Long-distance dating can be tough. For many people, the option is something that is almost always off the table. In 2015, I found myself in a long-distance relationship and fully immersed in the thrills of navigating the dynamics of such an arrangement.

The long-distance experience

When dating long-distance, you’re always excited to see each other. There is a constant build-up to the moment you are around each other again. You cherish every phone call, and make FaceTime or Skype dates.

During my long-distance experience, I can remember one Saturday night when my partner and I had a Netflix date night while we were physically 1300 miles apart. We were both in to watching food documentaries and learning about the impact of food on physical health. So that night we had the bright idea of starting a documentary at the same time, and FaceTiming every half hour or so to talk about what we’ve seen so far. It was cute, and kind of fun.

When you are in a long-distance relationship, it helps to find creative ways to keep things interesting while you are apart. It’s easy to get into a routine of phone calls and text messages. You have to keep it excited or you’re going to get bored quickly.

Becoming local

When dating long-distance, it helps to have an end in mind. At some point someone has to relocate. In some cases, both people relocate.

After months of dating, I was the one who relocated. My move gave the relationship an opportunity to be whatever it was going to be. What I didn’t expect is that the change in dynamics would bring on new challenges that were not clear when we lived on opposite ends of the country.

Treat it like a new relationship

Not long after I relocated, my partner and I were at a lunch event with someone who had gone through a similar situation years prior. The person asked me how things were going with the change in the relationship dynamics. I think I probably expressed something along the lines of “it’s fun and exciting”. She then said to me, “you do realize that you’re in a completely new relationship, right?” She told me that everything that happened in the relationship prior to the relocation is irrelevant.

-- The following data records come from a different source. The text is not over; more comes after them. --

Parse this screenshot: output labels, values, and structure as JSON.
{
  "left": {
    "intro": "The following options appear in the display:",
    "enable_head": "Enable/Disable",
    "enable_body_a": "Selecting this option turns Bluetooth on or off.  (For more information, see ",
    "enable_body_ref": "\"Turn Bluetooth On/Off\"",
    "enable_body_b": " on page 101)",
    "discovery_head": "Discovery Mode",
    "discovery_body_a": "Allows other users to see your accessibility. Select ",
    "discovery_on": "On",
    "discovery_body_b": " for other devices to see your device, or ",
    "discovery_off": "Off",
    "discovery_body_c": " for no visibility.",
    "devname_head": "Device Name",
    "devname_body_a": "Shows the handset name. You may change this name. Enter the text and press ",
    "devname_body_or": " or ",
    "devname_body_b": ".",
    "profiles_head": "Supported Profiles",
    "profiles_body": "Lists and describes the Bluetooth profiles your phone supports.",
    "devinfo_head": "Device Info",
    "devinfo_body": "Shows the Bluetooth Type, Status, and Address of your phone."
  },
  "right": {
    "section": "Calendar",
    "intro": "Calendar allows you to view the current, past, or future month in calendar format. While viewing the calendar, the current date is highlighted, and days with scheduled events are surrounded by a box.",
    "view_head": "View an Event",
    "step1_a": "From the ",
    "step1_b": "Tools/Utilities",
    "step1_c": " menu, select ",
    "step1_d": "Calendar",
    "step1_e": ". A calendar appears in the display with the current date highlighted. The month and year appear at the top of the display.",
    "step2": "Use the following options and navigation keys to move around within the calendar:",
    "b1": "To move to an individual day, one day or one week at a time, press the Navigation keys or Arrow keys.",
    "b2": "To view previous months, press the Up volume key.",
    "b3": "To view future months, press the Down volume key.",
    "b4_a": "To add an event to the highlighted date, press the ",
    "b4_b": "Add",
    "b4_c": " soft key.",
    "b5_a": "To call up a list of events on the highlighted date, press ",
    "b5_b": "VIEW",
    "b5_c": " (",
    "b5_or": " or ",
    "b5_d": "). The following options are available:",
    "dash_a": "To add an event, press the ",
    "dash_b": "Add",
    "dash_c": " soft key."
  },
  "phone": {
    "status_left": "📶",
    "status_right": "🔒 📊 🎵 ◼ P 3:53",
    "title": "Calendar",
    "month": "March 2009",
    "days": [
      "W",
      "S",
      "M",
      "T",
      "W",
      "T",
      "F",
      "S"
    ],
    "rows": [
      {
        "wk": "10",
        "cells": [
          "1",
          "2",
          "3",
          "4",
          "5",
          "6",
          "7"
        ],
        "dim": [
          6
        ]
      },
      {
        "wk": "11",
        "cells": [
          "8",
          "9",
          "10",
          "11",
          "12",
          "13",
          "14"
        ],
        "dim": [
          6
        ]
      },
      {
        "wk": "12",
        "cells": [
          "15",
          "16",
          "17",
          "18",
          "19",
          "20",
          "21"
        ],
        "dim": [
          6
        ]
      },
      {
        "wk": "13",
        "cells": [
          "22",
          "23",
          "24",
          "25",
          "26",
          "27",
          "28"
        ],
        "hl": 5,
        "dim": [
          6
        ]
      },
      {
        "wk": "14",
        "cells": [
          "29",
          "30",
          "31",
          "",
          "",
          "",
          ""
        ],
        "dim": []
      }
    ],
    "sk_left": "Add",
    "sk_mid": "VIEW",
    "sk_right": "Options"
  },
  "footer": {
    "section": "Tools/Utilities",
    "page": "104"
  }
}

She also said that going from long-distance to local is like having a brand new relationship.

Her words stuck with me. When my relationship took a turn for the worse and eventually ended, I often wondered if things would have been different if we both had taken the mindset that this was a new relationship.

In a new relationship, you’re constantly in discovery-mode. You ask lots of questions and make very few assumptions. You look upon your partner with complete curiosity. You go out of your way to make sure the other person feels safe, loved, and cherished. I wasn’t intentional about doing any of these things after my relocation. Well, at least that’s how I remember it.

Conclusion

We all know that relationships are challenging. And long-distance relationships bring a host of challenges that are different from a relationship that is local. My long-distance relationship was exciting and full of all sorts of possibilities. The problems occurred when that relationship became local. We took for granted the change in dynamics and how the relationship would be impacted. If you find yourself in a similar situation, remember that once the dynamics of the relationship change, it’s a new ballgame. It helps to treat it with the same care and attention that you would a brand new relationship.

Like what you read? Give Rob Hill a round of applause.

From a quick cheer to a standing ovation, clap to show how much you enjoyed this story.